• What you have to do
Look for the string "text" in the material below. Copy every line where you find it.

• Records provided
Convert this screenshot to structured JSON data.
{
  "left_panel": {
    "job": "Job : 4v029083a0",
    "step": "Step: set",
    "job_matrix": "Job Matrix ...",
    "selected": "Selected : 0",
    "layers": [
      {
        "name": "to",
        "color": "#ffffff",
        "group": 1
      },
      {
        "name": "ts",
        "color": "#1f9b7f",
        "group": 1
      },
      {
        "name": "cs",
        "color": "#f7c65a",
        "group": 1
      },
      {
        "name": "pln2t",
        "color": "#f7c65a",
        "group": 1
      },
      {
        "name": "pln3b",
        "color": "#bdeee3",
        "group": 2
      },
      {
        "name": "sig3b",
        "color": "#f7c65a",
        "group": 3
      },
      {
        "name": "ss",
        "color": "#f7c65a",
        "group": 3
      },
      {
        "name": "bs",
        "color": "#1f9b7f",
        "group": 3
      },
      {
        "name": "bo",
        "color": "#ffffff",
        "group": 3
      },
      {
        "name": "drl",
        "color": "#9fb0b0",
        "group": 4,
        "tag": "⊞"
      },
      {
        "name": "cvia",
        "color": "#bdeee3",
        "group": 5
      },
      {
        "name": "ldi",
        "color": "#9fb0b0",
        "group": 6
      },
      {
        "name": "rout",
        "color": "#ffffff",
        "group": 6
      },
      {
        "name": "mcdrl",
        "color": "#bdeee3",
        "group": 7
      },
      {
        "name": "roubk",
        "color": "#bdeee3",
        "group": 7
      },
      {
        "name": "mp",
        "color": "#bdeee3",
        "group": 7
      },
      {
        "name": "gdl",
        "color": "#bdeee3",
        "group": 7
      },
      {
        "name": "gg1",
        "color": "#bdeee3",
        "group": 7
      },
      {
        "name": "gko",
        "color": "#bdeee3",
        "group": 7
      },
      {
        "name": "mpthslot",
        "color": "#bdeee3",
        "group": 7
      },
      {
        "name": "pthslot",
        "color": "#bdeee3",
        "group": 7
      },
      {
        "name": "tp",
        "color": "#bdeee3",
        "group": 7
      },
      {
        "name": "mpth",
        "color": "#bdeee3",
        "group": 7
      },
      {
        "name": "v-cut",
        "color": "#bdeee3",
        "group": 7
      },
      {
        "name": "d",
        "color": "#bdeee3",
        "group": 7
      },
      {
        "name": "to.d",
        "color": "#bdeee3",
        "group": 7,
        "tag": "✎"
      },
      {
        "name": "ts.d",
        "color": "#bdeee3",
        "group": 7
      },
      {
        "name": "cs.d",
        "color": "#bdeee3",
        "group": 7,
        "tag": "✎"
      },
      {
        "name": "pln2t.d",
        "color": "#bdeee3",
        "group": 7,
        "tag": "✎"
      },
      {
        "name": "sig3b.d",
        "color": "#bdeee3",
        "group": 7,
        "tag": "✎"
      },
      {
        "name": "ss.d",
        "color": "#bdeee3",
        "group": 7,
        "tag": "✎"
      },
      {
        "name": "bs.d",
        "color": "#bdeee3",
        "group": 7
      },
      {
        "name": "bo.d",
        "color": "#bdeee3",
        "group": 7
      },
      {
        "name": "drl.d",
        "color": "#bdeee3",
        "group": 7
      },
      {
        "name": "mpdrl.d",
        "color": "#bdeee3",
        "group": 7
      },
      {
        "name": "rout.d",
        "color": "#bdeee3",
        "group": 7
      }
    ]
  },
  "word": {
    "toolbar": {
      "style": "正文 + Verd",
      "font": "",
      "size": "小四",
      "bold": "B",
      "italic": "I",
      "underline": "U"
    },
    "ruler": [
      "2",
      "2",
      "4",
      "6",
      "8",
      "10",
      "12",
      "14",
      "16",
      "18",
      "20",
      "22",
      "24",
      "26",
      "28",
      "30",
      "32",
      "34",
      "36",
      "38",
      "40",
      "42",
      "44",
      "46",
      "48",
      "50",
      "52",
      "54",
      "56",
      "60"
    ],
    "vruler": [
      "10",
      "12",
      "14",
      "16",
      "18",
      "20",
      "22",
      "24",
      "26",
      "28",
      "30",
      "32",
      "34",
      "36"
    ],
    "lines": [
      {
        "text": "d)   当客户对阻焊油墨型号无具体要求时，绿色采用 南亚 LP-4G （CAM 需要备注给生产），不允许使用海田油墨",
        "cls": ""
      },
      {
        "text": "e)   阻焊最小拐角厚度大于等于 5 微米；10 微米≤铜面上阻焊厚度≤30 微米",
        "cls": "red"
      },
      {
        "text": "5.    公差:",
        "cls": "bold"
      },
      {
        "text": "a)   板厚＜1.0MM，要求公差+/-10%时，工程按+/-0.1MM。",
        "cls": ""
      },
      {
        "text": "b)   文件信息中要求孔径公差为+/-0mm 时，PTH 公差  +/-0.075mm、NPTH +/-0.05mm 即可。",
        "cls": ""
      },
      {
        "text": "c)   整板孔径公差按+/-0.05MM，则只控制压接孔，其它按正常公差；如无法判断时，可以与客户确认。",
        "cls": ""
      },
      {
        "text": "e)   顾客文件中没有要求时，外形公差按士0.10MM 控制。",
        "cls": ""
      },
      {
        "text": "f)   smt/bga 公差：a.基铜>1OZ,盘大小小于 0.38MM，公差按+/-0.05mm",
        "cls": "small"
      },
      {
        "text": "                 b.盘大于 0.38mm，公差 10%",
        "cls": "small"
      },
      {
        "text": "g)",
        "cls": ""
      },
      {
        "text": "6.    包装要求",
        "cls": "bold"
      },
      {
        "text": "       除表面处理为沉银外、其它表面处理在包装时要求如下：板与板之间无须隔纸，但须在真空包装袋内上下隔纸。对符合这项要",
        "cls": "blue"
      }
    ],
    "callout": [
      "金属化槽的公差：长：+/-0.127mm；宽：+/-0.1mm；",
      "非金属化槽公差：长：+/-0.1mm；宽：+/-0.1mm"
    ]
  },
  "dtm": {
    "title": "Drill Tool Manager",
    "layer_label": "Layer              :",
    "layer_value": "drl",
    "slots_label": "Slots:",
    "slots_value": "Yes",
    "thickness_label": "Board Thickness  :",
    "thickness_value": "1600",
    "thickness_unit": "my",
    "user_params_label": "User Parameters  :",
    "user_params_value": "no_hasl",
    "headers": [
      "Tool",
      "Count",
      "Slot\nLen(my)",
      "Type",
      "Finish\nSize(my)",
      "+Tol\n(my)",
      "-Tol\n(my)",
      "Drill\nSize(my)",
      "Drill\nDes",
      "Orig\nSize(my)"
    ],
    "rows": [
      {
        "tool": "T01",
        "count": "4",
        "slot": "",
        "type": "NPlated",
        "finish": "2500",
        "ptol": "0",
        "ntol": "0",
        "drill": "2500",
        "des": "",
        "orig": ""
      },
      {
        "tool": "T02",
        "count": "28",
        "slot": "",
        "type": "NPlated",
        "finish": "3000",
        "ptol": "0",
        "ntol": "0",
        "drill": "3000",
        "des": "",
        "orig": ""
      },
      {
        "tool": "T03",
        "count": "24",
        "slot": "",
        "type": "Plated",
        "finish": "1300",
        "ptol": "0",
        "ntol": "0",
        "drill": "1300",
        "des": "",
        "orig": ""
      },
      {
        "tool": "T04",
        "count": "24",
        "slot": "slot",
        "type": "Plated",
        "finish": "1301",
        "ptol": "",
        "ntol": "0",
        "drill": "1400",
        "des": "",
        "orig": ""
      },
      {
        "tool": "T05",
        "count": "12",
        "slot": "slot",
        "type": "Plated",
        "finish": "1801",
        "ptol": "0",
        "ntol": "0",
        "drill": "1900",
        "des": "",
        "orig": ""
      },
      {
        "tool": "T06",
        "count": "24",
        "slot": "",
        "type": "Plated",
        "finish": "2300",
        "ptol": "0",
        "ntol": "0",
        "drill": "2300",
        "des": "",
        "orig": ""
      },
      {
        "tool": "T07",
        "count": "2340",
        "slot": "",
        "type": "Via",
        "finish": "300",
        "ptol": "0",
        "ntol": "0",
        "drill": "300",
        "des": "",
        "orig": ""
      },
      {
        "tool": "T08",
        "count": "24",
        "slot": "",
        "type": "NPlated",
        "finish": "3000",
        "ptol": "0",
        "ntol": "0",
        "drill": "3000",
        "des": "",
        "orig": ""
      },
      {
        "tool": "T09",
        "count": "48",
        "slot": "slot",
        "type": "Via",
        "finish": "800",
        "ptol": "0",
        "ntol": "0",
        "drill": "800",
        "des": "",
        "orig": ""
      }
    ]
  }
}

• Task result
        "text": "d)   当客户对阻焊油墨型号无具体要求时，绿色采用 南亚 LP-4G （CAM 需要备注给生产），不允许使用海田油墨",
        "text": "e)   阻焊最小拐角厚度大于等于 5 微米；10 微米≤铜面上阻焊厚度≤30 微米",
        "text": "5.    公差:",
        "text": "a)   板厚＜1.0MM，要求公差+/-10%时，工程按+/-0.1MM。",
        "text": "b)   文件信息中要求孔径公差为+/-0mm 时，PTH 公差  +/-0.075mm、NPTH +/-0.05mm 即可。",
        "text": "c)   整板孔径公差按+/-0.05MM，则只控制压接孔，其它按正常公差；如无法判断时，可以与客户确认。",
        "text": "e)   顾客文件中没有要求时，外形公差按士0.10MM 控制。",
        "text": "f)   smt/bga 公差：a.基铜>1OZ,盘大小小于 0.38MM，公差按+/-0.05mm",
        "text": "                 b.盘大于 0.38mm，公差 10%",
        "text": "g)",
        "text": "6.    包装要求",
        "text": "       除表面处理为沉银外、其它表面处理在包装时要求如下：板与板之间无须隔纸，但须在真空包装袋内上下隔纸。对符合这项要",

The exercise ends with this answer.